In concept, NFT renting is as simple as its name suggests. Individuals who do not own a particular NFT, but would either like to use it or experience it for a limited time, may go out to a relevant platform that supports NFT rentals, and rent it.
The NFT rental industry will open up access to individuals who would like to experience a specific NFT which they cannot otherwise afford. This is similar to renting a race car for a day, other than having to pay half a million dollars to get one for yourself.
By enabling NFT lending and borrowing capabilities, owners can put their assets to work. NFTs can be rented in two different ways;
- Collateralized Lending
- Uncollaterized Lending
Owners who want to rent their digital assets out can list them on a marketplace that supports NFT lending and borrowing.
When an interested party comes across the NFT, they can initiate the NFT borrowing process.
Upon initiation, the NFT is deposited into a smart contract. To protect the lender and their asset, the borrower is required to deposit collateral – likely exceeding the value of the NFT.
In addition, the renter will also need to pay a rental fee – to cover the cost of borrowing the NFT.
These terms are formalized in a smart contract, which will include other important details such as rental duration, terms & conditions and required collateral.
After all the agreement, NFT renting has begun. The NFT passes to the borrower, who can then use the asset for the duration of the contract.
When the contract expiration date arrives, the smart contract executes and returns the NFT back to its original owner. The NFT lending process concludes as collateral is released and then returned back to the borrower.
NFT borrowing without the need for collateral begins in much the same way as when collateral is needed.
NFT owners put up their assets on a marketplace that supports NFT rentals, and individuals who come across the asset and are interested can initiate the NFT renting process.
The NFT is then deposited into a smart contract, with the terms of the contract defined between the lender and the borrower.
What makes it different from the collateral version is that in a collateral-less renting arrangement, a wrapped version of the original NFT is minted.
This wrapped NFT carries all of the same characteristics and attributes of the original asset and is, of course, backed by that asset.
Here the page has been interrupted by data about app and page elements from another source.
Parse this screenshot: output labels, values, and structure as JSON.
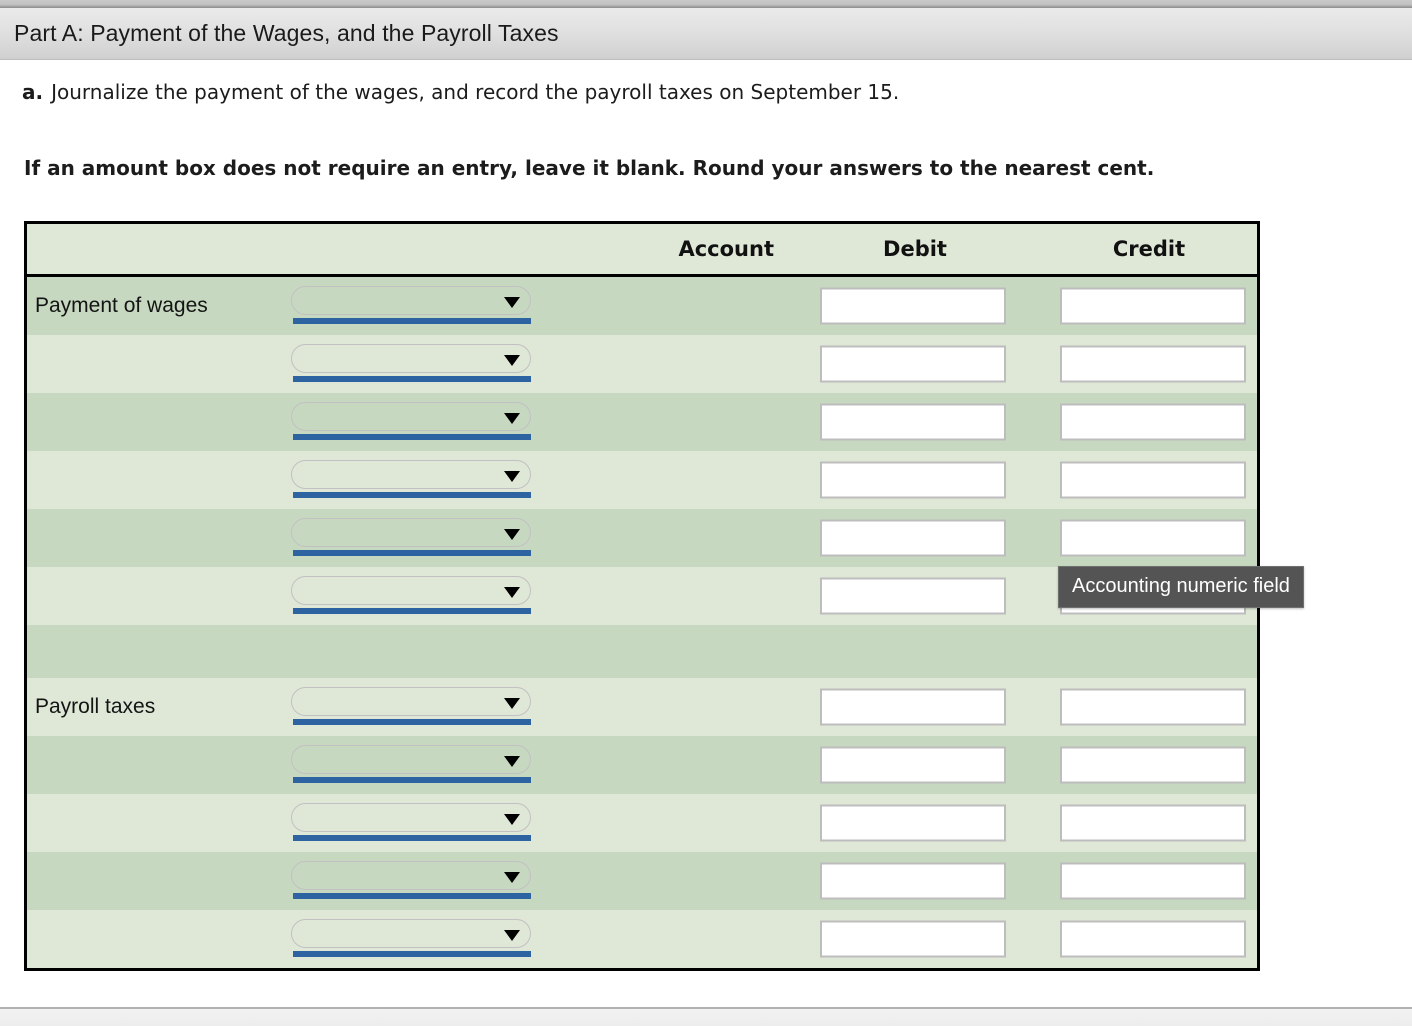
{
  "window": {
    "section_title": "Part A: Payment of the Wages, and the Payroll Taxes"
  },
  "instructions": {
    "item_label": "a.",
    "item_text": "Journalize the payment of the wages, and record the payroll taxes on September 15.",
    "note": "If an amount box does not require an entry, leave it blank. Round your answers to the nearest cent."
  },
  "journal": {
    "headers": {
      "row_label": "",
      "account": "Account",
      "debit": "Debit",
      "credit": "Credit"
    },
    "select_placeholder": "",
    "debit_value": "",
    "credit_value": "",
    "rows": [
      {
        "label": "Payment of wages",
        "stripe": "dark",
        "type": "entry",
        "account": "",
        "debit": "",
        "credit": ""
      },
      {
        "label": "",
        "stripe": "light",
        "type": "entry",
        "account": "",
        "debit": "",
        "credit": ""
      },
      {
        "label": "",
        "stripe": "dark",
        "type": "entry",
        "account": "",
        "debit": "",
        "credit": ""
      },
      {
        "label": "",
        "stripe": "light",
        "type": "entry",
        "account": "",
        "debit": "",
        "credit": ""
      },
      {
        "label": "",
        "stripe": "dark",
        "type": "entry",
        "account": "",
        "debit": "",
        "credit": ""
      },
      {
        "label": "",
        "stripe": "light",
        "type": "entry",
        "account": "",
        "debit": "",
        "credit": ""
      },
      {
        "label": "",
        "stripe": "dark",
        "type": "spacer"
      },
      {
        "label": "Payroll taxes",
        "stripe": "light",
        "type": "entry",
        "account": "",
        "debit": "",
        "credit": ""
      },
      {
        "label": "",
        "stripe": "dark",
        "type": "entry",
        "account": "",
        "debit": "",
        "credit": ""
      },
      {
        "label": "",
        "stripe": "light",
        "type": "entry",
        "account": "",
        "debit": "",
        "credit": ""
      },
      {
        "label": "",
        "stripe": "dark",
        "type": "entry",
        "account": "",
        "debit": "",
        "credit": ""
      },
      {
        "label": "",
        "stripe": "light",
        "type": "entry",
        "account": "",
        "debit": "",
        "credit": ""
      }
    ]
  },
  "tooltip": {
    "text": "Accounting numeric field"
  },
  "colors": {
    "stripe_dark": "#c6d8c0",
    "stripe_light": "#dfe8d7",
    "table_border": "#000000",
    "select_underline": "#2d63a0",
    "input_border": "#bdbdbd",
    "tooltip_bg": "#545454",
    "header_bar": "#e2e2e2"
  }
}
Every other thing follows like the first instance and upon the end of the smart contract, the wrapped NFT is returned to the contract after which it becomes burnt.
The major highlight of this method is that the original NFT never gets into the hands of the borrowers.